Line by line, copy out the entries exactly and leave the pictures behind.

_ _ _ _

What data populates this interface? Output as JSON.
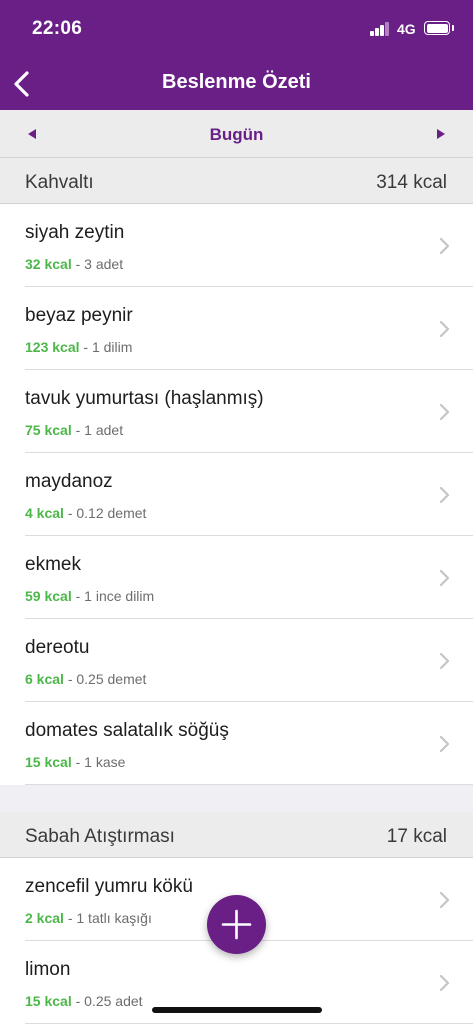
{
  "status": {
    "time": "22:06",
    "network": "4G"
  },
  "nav": {
    "title": "Beslenme Özeti"
  },
  "date_bar": {
    "label": "Bugün"
  },
  "breakfast": {
    "title": "Kahvaltı",
    "kcal": "314 kcal",
    "items": [
      {
        "name": "siyah zeytin",
        "kcal": "32 kcal",
        "portion": " - 3 adet"
      },
      {
        "name": "beyaz peynir",
        "kcal": "123 kcal",
        "portion": " - 1 dilim"
      },
      {
        "name": "tavuk yumurtası (haşlanmış)",
        "kcal": "75 kcal",
        "portion": " - 1 adet"
      },
      {
        "name": "maydanoz",
        "kcal": "4 kcal",
        "portion": " - 0.12 demet"
      },
      {
        "name": "ekmek",
        "kcal": "59 kcal",
        "portion": " - 1 ince dilim"
      },
      {
        "name": "dereotu",
        "kcal": "6 kcal",
        "portion": " - 0.25 demet"
      },
      {
        "name": "domates salatalık söğüş",
        "kcal": "15 kcal",
        "portion": " - 1 kase"
      }
    ]
  },
  "morning_snack": {
    "title": "Sabah Atıştırması",
    "kcal": "17 kcal",
    "items": [
      {
        "name": "zencefil yumru kökü",
        "kcal": "2 kcal",
        "portion": " - 1 tatlı kaşığı"
      },
      {
        "name": "limon",
        "kcal": "15 kcal",
        "portion": " - 0.25 adet"
      }
    ]
  },
  "colors": {
    "brand": "#6a1f87",
    "kcal_green": "#4cb84a"
  },
  "icons": {
    "back": "chevron-left-icon",
    "prev": "triangle-left-icon",
    "next": "triangle-right-icon",
    "row": "chevron-right-icon",
    "fab": "plus-icon"
  }
}
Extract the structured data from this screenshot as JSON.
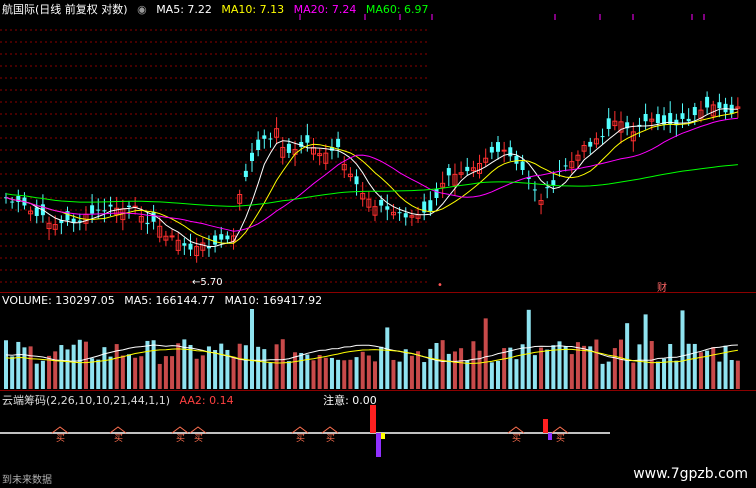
{
  "price_panel": {
    "title": "航国际(日线 前复权 对数)",
    "ma5": "MA5: 7.22",
    "ma10": "MA10: 7.13",
    "ma20": "MA20: 7.24",
    "ma60": "MA60: 6.97",
    "low_marker": "5.70",
    "event_tag_1": "•",
    "event_tag_2": "财"
  },
  "volume_panel": {
    "volume": "VOLUME: 130297.05",
    "ma5": "MA5: 166144.77",
    "ma10": "MA10: 169417.92"
  },
  "indicator_panel": {
    "name": "云端筹码(2,26,10,10,21,44,1,1)",
    "aa2": "AA2: 0.14",
    "notice": "注意: 0.00",
    "footer": "到未来数据",
    "marker_char": "买"
  },
  "watermark": "www.7gpzb.com",
  "colors": {
    "up": "#ff3030",
    "down": "#54ffff",
    "ma5": "#ffffff",
    "ma10": "#ffff00",
    "ma20": "#ff00ff",
    "ma60": "#00ff00",
    "grid": "#8b0000"
  }
}
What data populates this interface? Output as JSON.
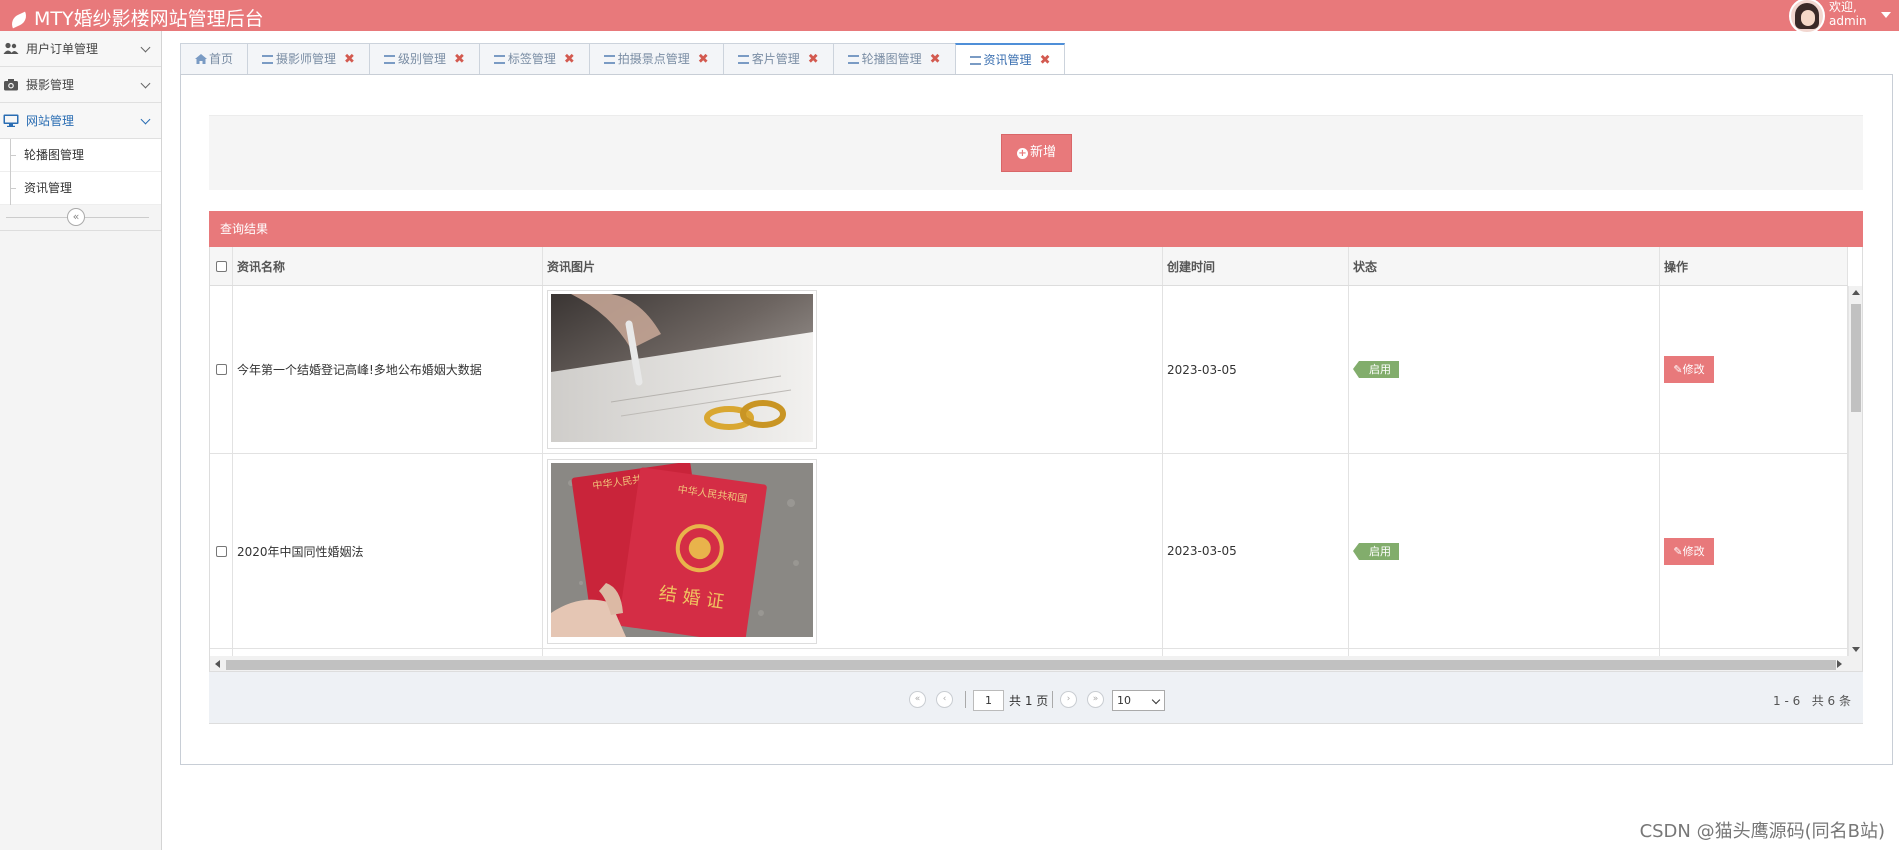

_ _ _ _

**EXPECTED ANSWER**
What data populates this interface? Output as JSON.
{
  "status": {
    "time": "22:06",
    "network": "4G"
  },
  "nav": {
    "title": "Beslenme Özeti"
  },
  "date_bar": {
    "label": "Bugün"
  },
  "breakfast": {
    "title": "Kahvaltı",
    "kcal": "314 kcal",
    "items": [
      {
        "name": "siyah zeytin",
        "kcal": "32 kcal",
        "portion": " - 3 adet"
      },
      {
        "name": "beyaz peynir",
        "kcal": "123 kcal",
        "portion": " - 1 dilim"
      },
      {
        "name": "tavuk yumurtası (haşlanmış)",
        "kcal": "75 kcal",
        "portion": " - 1 adet"
      },
      {
        "name": "maydanoz",
        "kcal": "4 kcal",
        "portion": " - 0.12 demet"
      },
      {
        "name": "ekmek",
        "kcal": "59 kcal",
        "portion": " - 1 ince dilim"
      },
      {
        "name": "dereotu",
        "kcal": "6 kcal",
        "portion": " - 0.25 demet"
      },
      {
        "name": "domates salatalık söğüş",
        "kcal": "15 kcal",
        "portion": " - 1 kase"
      }
    ]
  },
  "morning_snack": {
    "title": "Sabah Atıştırması",
    "kcal": "17 kcal",
    "items": [
      {
        "name": "zencefil yumru kökü",
        "kcal": "2 kcal",
        "portion": " - 1 tatlı kaşığı"
      },
      {
        "name": "limon",
        "kcal": "15 kcal",
        "portion": " - 0.25 adet"
      }
    ]
  },
  "colors": {
    "brand": "#6a1f87",
    "kcal_green": "#4cb84a"
  },
  "icons": {
    "back": "chevron-left-icon",
    "prev": "triangle-left-icon",
    "next": "triangle-right-icon",
    "row": "chevron-right-icon",
    "fab": "plus-icon"
  }
}
Extract the structured data from this screenshot as JSON.
{
  "price_panel": {
    "title": "航国际(日线 前复权 对数)",
    "ma5": "MA5: 7.22",
    "ma10": "MA10: 7.13",
    "ma20": "MA20: 7.24",
    "ma60": "MA60: 6.97",
    "low_marker": "5.70",
    "event_tag_1": "•",
    "event_tag_2": "财"
  },
  "volume_panel": {
    "volume": "VOLUME: 130297.05",
    "ma5": "MA5: 166144.77",
    "ma10": "MA10: 169417.92"
  },
  "indicator_panel": {
    "name": "云端筹码(2,26,10,10,21,44,1,1)",
    "aa2": "AA2: 0.14",
    "notice": "注意: 0.00",
    "footer": "到未来数据",
    "marker_char": "买"
  },
  "watermark": "www.7gpzb.com",
  "colors": {
    "up": "#ff3030",
    "down": "#54ffff",
    "ma5": "#ffffff",
    "ma10": "#ffff00",
    "ma20": "#ff00ff",
    "ma60": "#00ff00",
    "grid": "#8b0000"
  }
}
What data populates this interface? Output as JSON.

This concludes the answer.